Examples: He snarled, He barked; He shrilled; He lamented; He moaned; He …..on and on and on.

What’s my stance? I fall on the side of said–most of the time–but sometimes I can’t help myself and throw in a snarl or a whisper now and then!

Got any questions about dialogue? What’s your opinion about said versus more interesting terms?



WRITING TIPS-Understanding Point of View


I’ve decided to introduce a new segment on the blog–WRITING TIPS. So each week (or I hope so), I’ll introduce a topic and give some advice about it. Along with my advice,  This is supposed to be an interactive segment. So if you want to add your two cents worth, go for it. If you have a question about the topic, ask it! I’ll try to answer it or find someone who can.


This is a crucial skill that all writer’s must master  if you want to write excellent book. And isn’t that what we all want!

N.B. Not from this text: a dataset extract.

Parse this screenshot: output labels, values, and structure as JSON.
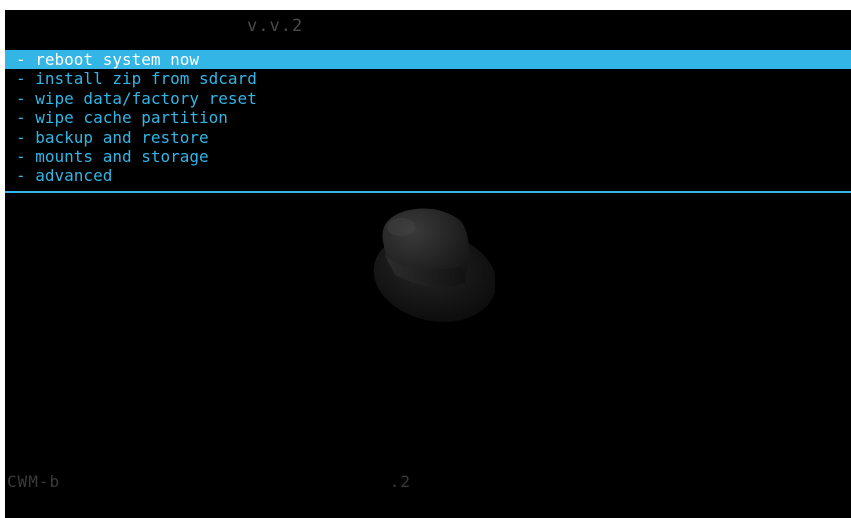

Point of View refers to the person whose head you are in as you read the scene. You hear what they hear, you see what they see, you feel and smell what they do, and you can ONLY know what their thoughts are.  So when your POV (that’s point of view) character says a snappy comment, we can’t know what the other person thinks about that. The POV character might guess at what the other person is thinking but that’s as far as it goes!

The current writing rule is one POV character per scene. If you bounce from one character’s POV to another in the same scene that’s called head-hopping and that’s a big no-no these days. That wasn’t always the case, but it is now. Once upon a time we would know what each character in the scene was thinking, planning, scheming or feeling but no more.

The trend could change, of course, and it wouldn’t bother me a bit if it did! I read a book by a very–very–very famous writer and he did a lot of head hopping. I’m not sure if that’s the case with his other books, but I must admit it did take away from the enjoyment of the book. At least for me.

Here’s a very quick example of head-hopping and how to fix it:

NO-NO:  Lil hoped Ronny would love the cake she baked. After all it was his mother’s recipe. She handed him the plate and watched as he took a bite. Ronny couldn’t believe what he was tasting. It was horrible nothing like his mother’s.

FIX: Lil hoped Ronny would love the cake she baked. After all it was his mother’s recipe. She handed him the plate and watched as he took a bite. Ronny scooped a huge bite and popped it in his mouth. He smiled, then chewed. After a moment, he grabbed up his napkin and spit into it. What had she done wrong?

Can you see the difference in the two scenes? In the first you have thoughts from both characters. In the second, you only have Lil’s thoughts. But you can still very clearly know what Ronny thinks about the cake.

Now, it’s your turn to share your thoughts about Point of View or to ask a question if you have one.